A tropical depression formed over the central part of the South China Sea on the night of 23 September, making it the sixth tropical cyclone necessitating the issuance of tropical cyclone warning signals by the Hong Kong Observatory in 2017.
The Tropical Depression formed over the central part of the South China Sea about 620 km south-southeast of Hong Kong on the night of 23 September and tracked west-northwestwards towards Hainan Island. It reached its peak intensity the next morning with an estimated maximum sustained wind of 55 km/h near its centre. Taking on a northwestward course, the Tropical Depression then moved across Hainan Island and Beibu Wan before weakening into an area of low pressure over the northern part of Vietnam on the night of 25 September.
The Observatory issued the Standby Signal No. 1 at 11:10 p.m. on 23 September when the Tropical Depression was about 560 km south-southeast of Hong Kong. Local winds were generally moderate to fresh east to southeasterly the next day, occasionally strong offshore and on high ground. The Tropical Depression came closest to the territory around 8 a.m. on 24 September when it was about 470 km south-southwest of Hong Kong. At the Observatory Headquarters, the lowest instantaneous mean sea-level pressure of 1007.7 hPa was recorded at 2:16 p.m. that day. With the Tropical Depression moving away from Hong Kong, all tropical cyclone warning signals were cancelled at 7:20 p.m. in the evening.

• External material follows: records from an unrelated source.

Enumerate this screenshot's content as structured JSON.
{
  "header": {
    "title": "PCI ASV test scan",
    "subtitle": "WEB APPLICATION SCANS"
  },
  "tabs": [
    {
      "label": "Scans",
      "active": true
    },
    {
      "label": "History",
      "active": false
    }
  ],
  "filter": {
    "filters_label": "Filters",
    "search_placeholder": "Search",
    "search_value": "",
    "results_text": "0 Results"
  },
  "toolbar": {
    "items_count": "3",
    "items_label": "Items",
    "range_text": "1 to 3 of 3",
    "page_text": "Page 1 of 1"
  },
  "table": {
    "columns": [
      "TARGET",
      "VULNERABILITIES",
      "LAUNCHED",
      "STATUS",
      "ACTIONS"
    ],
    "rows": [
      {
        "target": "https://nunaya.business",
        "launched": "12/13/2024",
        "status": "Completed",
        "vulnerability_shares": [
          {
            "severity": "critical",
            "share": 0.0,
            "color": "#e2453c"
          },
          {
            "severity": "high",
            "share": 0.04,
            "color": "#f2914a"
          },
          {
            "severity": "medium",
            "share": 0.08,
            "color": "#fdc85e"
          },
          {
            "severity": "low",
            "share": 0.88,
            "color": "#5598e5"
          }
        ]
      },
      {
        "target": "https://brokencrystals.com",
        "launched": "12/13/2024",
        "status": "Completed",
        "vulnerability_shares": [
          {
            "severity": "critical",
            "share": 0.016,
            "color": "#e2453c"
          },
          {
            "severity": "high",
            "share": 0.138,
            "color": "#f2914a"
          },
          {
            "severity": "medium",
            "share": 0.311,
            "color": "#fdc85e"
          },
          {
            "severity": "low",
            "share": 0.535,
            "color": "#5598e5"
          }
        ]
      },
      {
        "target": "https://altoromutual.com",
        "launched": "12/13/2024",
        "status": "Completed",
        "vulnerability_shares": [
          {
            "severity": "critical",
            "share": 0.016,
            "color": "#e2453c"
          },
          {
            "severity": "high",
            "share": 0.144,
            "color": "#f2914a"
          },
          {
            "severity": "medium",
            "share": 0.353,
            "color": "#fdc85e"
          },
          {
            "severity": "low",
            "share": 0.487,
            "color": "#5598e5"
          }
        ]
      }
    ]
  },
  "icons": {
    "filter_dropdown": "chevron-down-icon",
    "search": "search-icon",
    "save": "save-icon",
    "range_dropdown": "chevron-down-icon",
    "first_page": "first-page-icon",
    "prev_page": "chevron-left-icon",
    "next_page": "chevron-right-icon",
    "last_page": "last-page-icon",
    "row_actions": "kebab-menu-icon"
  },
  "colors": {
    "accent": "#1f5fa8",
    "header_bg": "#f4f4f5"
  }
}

The Tropical Depression did not cause any significant damage in Hong Kong during its passage. Its outer rainbands brought squally showers and thunderstorms to the territory on 24 September, with more than 10 millimetres of rainfall recorded over many places. A maximum sea level (above chart datum) of 2.61 m and a maximum storm surge of 0.35 m (above astronomical tide) were recorded at Tsim Bei Tsui.